## WORK REQUEST
Pictures stay out of the copy. Everything else in the records must be repeated exactly.

## EXCERPTED DATA
Segment Open
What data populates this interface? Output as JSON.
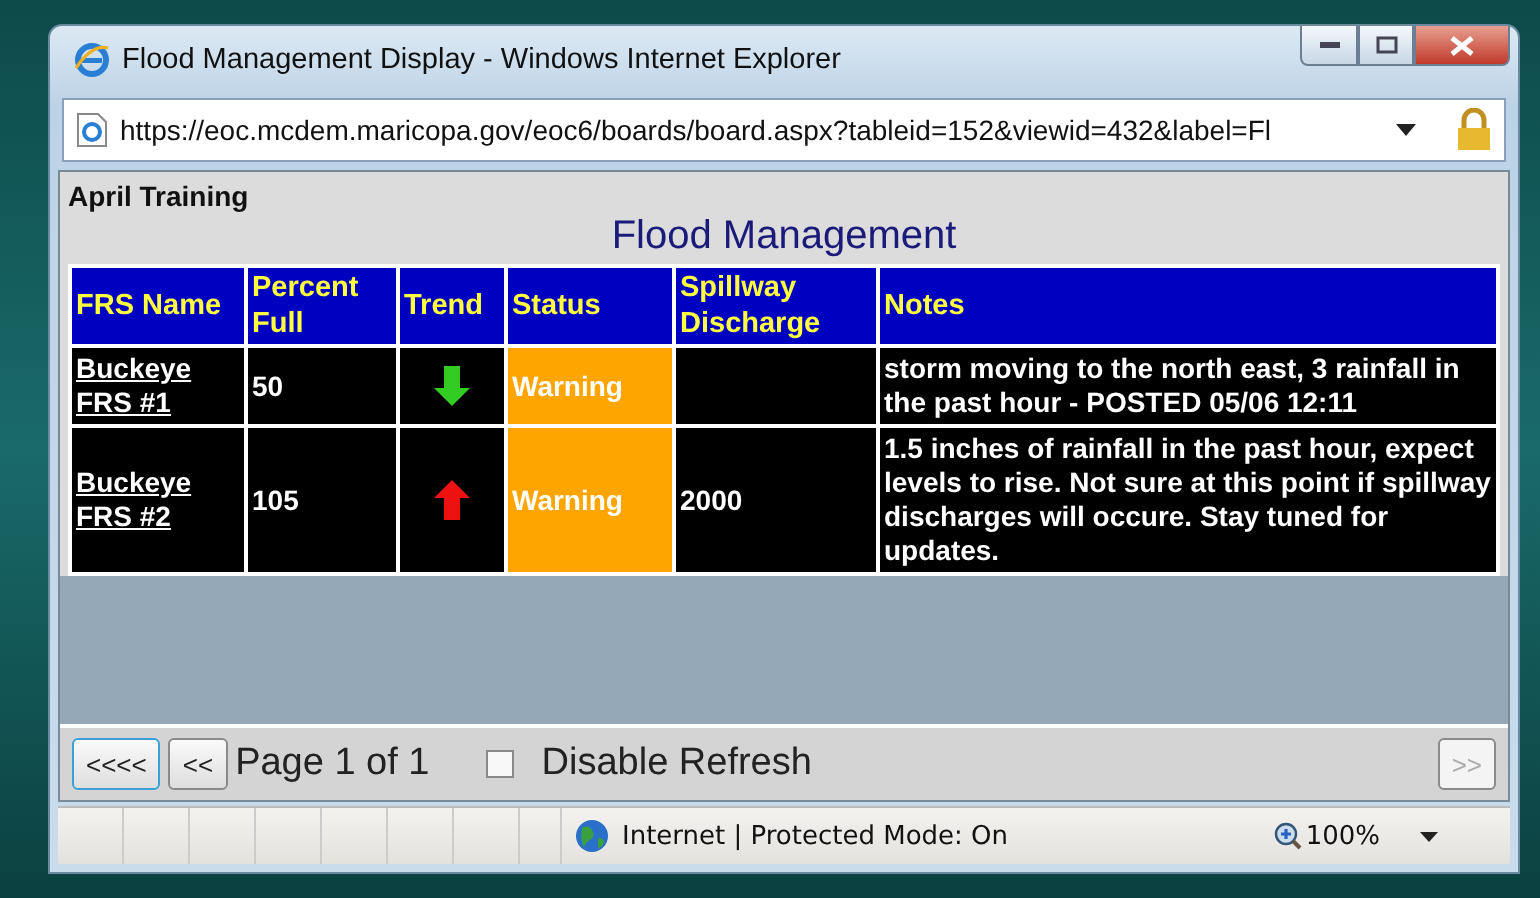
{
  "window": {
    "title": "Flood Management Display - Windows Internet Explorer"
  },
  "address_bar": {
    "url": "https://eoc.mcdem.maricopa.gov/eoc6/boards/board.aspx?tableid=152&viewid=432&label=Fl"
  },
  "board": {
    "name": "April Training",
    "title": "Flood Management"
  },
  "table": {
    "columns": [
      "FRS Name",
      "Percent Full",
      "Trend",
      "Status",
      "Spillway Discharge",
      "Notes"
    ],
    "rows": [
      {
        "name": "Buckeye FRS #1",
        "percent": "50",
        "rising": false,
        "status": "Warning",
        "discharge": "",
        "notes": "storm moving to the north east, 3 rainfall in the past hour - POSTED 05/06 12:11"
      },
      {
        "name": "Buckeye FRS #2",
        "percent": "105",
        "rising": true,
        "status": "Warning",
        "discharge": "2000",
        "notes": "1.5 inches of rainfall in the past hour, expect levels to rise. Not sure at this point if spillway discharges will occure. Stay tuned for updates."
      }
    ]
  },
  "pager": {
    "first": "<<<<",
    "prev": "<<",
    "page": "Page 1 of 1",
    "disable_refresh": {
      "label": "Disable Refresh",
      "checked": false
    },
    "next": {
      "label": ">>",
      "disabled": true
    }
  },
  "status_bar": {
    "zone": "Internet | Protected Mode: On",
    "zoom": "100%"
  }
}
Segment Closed
## RESPONSE TO THIS EXERCISE
What data populates this interface? Output as JSON.
{
  "window": {
    "title": "Flood Management Display - Windows Internet Explorer"
  },
  "address_bar": {
    "url": "https://eoc.mcdem.maricopa.gov/eoc6/boards/board.aspx?tableid=152&viewid=432&label=Fl"
  },
  "board": {
    "name": "April Training",
    "title": "Flood Management"
  },
  "table": {
    "columns": [
      "FRS Name",
      "Percent Full",
      "Trend",
      "Status",
      "Spillway Discharge",
      "Notes"
    ],
    "rows": [
      {
        "name": "Buckeye FRS #1",
        "percent": "50",
        "rising": false,
        "status": "Warning",
        "discharge": "",
        "notes": "storm moving to the north east, 3 rainfall in the past hour - POSTED 05/06 12:11"
      },
      {
        "name": "Buckeye FRS #2",
        "percent": "105",
        "rising": true,
        "status": "Warning",
        "discharge": "2000",
        "notes": "1.5 inches of rainfall in the past hour, expect levels to rise. Not sure at this point if spillway discharges will occure. Stay tuned for updates."
      }
    ]
  },
  "pager": {
    "first": "<<<<",
    "prev": "<<",
    "page": "Page 1 of 1",
    "disable_refresh": {
      "label": "Disable Refresh",
      "checked": false
    },
    "next": {
      "label": ">>",
      "disabled": true
    }
  },
  "status_bar": {
    "zone": "Internet | Protected Mode: On",
    "zoom": "100%"
  }
}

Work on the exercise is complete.